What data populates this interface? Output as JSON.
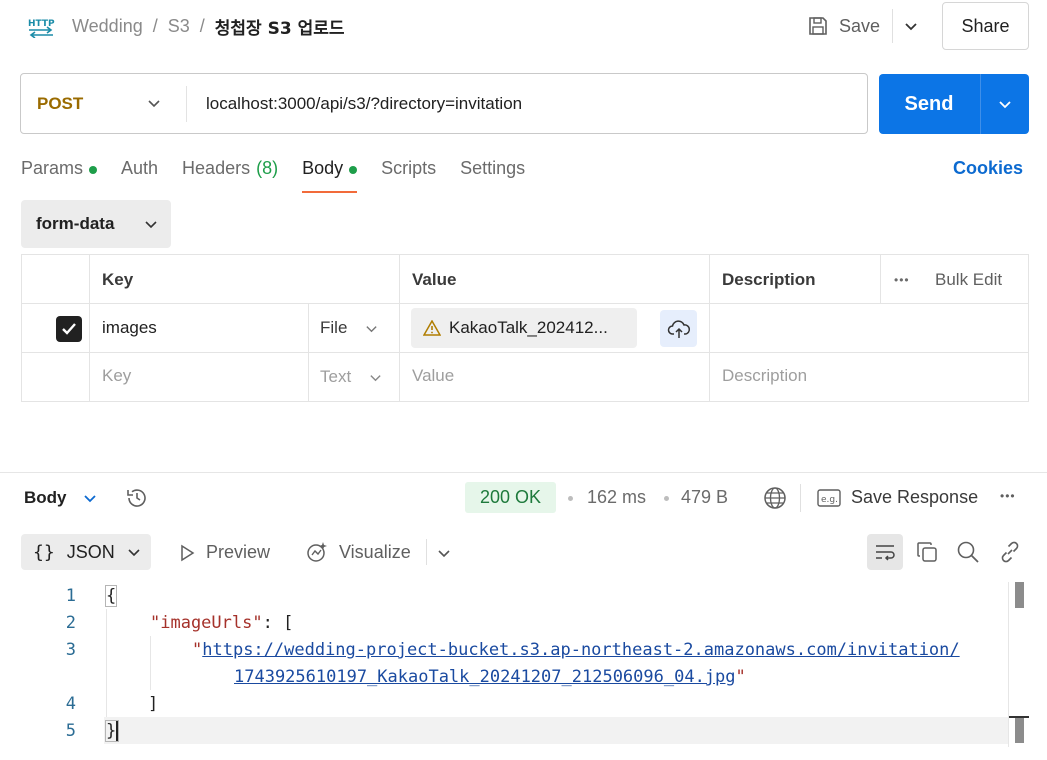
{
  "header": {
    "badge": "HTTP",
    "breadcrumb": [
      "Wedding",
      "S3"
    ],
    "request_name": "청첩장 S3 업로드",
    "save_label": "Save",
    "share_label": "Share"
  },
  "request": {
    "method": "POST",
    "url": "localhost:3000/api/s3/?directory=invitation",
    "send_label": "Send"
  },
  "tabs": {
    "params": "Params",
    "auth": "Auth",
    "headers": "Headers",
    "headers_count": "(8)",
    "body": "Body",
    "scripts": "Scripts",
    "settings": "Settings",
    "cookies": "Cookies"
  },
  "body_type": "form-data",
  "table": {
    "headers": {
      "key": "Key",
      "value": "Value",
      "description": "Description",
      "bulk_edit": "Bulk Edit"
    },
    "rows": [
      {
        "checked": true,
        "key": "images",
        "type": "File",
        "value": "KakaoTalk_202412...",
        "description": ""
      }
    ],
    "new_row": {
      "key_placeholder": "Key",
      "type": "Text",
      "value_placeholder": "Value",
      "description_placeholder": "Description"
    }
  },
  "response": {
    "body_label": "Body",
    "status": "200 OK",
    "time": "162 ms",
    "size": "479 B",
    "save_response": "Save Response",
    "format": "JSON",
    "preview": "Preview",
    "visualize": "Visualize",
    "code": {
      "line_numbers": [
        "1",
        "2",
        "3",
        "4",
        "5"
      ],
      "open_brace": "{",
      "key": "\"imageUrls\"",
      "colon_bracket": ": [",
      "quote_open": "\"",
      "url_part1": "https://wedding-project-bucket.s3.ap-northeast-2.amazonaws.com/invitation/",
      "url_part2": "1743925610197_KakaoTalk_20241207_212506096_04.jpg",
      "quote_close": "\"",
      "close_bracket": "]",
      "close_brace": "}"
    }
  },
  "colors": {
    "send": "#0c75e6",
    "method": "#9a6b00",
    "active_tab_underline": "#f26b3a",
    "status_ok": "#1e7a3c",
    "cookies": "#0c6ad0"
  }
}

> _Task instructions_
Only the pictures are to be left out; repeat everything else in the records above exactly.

> _Written reply_
What data populates this interface? Output as JSON.
{
  "header": {
    "badge": "HTTP",
    "breadcrumb": [
      "Wedding",
      "S3"
    ],
    "request_name": "청첩장 S3 업로드",
    "save_label": "Save",
    "share_label": "Share"
  },
  "request": {
    "method": "POST",
    "url": "localhost:3000/api/s3/?directory=invitation",
    "send_label": "Send"
  },
  "tabs": {
    "params": "Params",
    "auth": "Auth",
    "headers": "Headers",
    "headers_count": "(8)",
    "body": "Body",
    "scripts": "Scripts",
    "settings": "Settings",
    "cookies": "Cookies"
  },
  "body_type": "form-data",
  "table": {
    "headers": {
      "key": "Key",
      "value": "Value",
      "description": "Description",
      "bulk_edit": "Bulk Edit"
    },
    "rows": [
      {
        "checked": true,
        "key": "images",
        "type": "File",
        "value": "KakaoTalk_202412...",
        "description": ""
      }
    ],
    "new_row": {
      "key_placeholder": "Key",
      "type": "Text",
      "value_placeholder": "Value",
      "description_placeholder": "Description"
    }
  },
  "response": {
    "body_label": "Body",
    "status": "200 OK",
    "time": "162 ms",
    "size": "479 B",
    "save_response": "Save Response",
    "format": "JSON",
    "preview": "Preview",
    "visualize": "Visualize",
    "code": {
      "line_numbers": [
        "1",
        "2",
        "3",
        "4",
        "5"
      ],
      "open_brace": "{",
      "key": "\"imageUrls\"",
      "colon_bracket": ": [",
      "quote_open": "\"",
      "url_part1": "https://wedding-project-bucket.s3.ap-northeast-2.amazonaws.com/invitation/",
      "url_part2": "1743925610197_KakaoTalk_20241207_212506096_04.jpg",
      "quote_close": "\"",
      "close_bracket": "]",
      "close_brace": "}"
    }
  },
  "colors": {
    "send": "#0c75e6",
    "method": "#9a6b00",
    "active_tab_underline": "#f26b3a",
    "status_ok": "#1e7a3c",
    "cookies": "#0c6ad0"
  }
}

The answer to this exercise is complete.